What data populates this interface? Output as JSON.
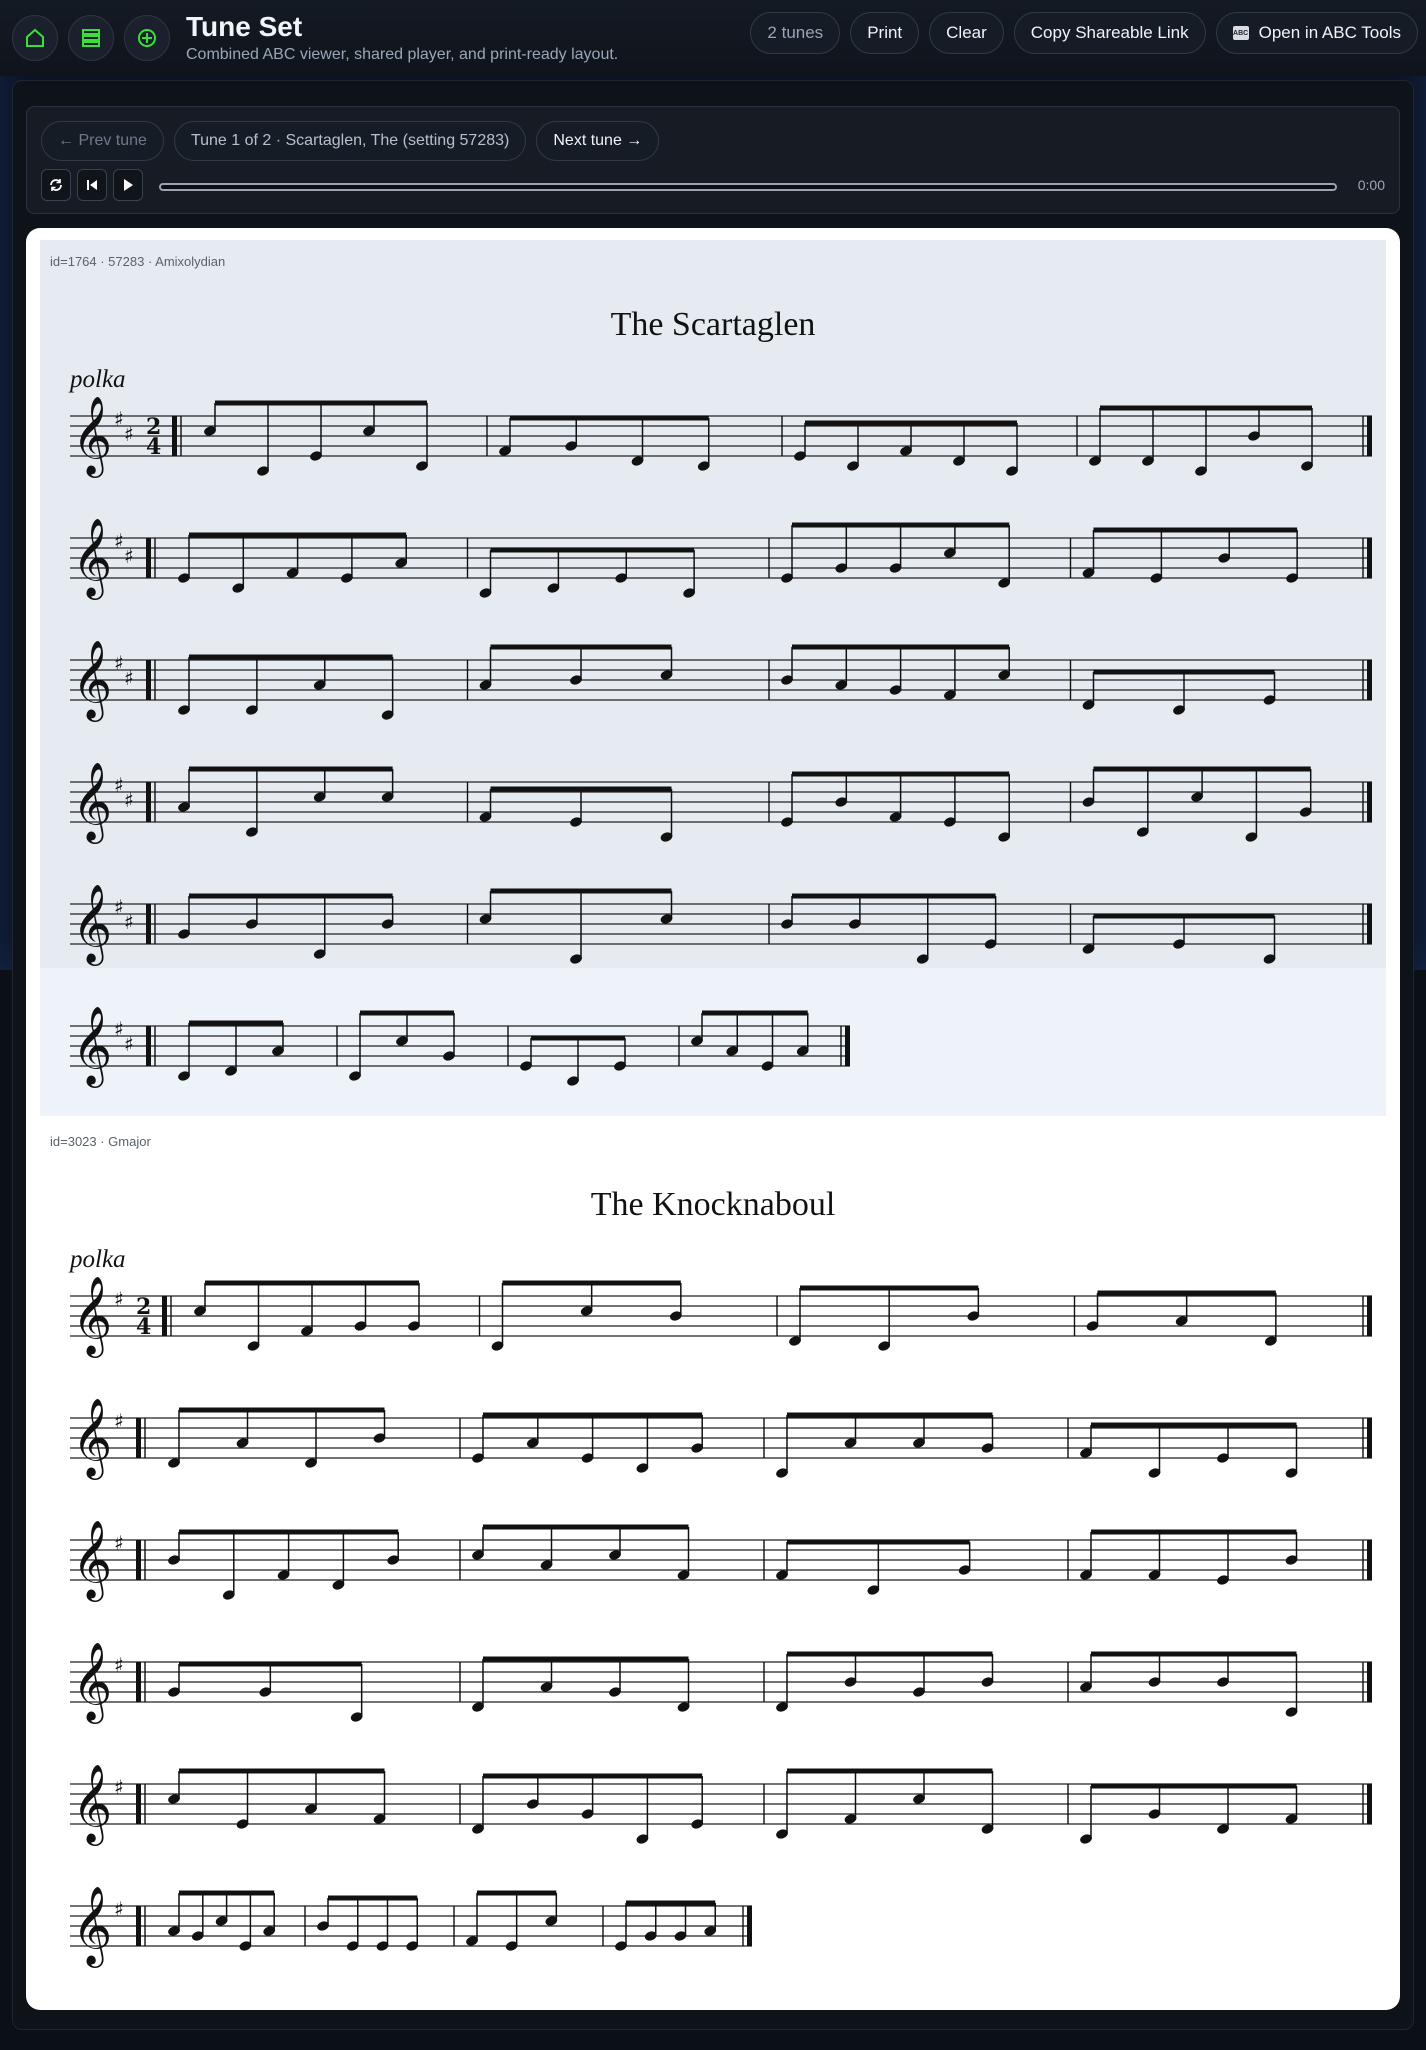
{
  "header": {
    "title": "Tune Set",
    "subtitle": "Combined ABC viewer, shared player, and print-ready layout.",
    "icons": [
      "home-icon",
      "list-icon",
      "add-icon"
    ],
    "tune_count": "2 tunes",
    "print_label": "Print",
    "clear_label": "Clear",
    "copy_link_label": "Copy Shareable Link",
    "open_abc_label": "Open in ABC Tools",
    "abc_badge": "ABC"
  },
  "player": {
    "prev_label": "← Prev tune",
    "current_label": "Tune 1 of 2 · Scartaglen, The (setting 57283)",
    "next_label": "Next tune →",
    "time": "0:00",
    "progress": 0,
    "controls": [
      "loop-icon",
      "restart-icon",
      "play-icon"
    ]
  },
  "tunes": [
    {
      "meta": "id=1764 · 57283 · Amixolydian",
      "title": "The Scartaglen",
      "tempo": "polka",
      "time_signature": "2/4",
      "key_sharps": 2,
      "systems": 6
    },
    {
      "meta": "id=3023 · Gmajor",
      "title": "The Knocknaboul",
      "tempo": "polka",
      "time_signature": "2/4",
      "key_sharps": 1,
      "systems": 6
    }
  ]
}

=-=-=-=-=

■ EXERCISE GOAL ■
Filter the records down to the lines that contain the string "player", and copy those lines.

■ RESPONSE TO THE EXERCISE ■
    "subtitle": "Combined ABC viewer, shared player, and print-ready layout.",
  "player": {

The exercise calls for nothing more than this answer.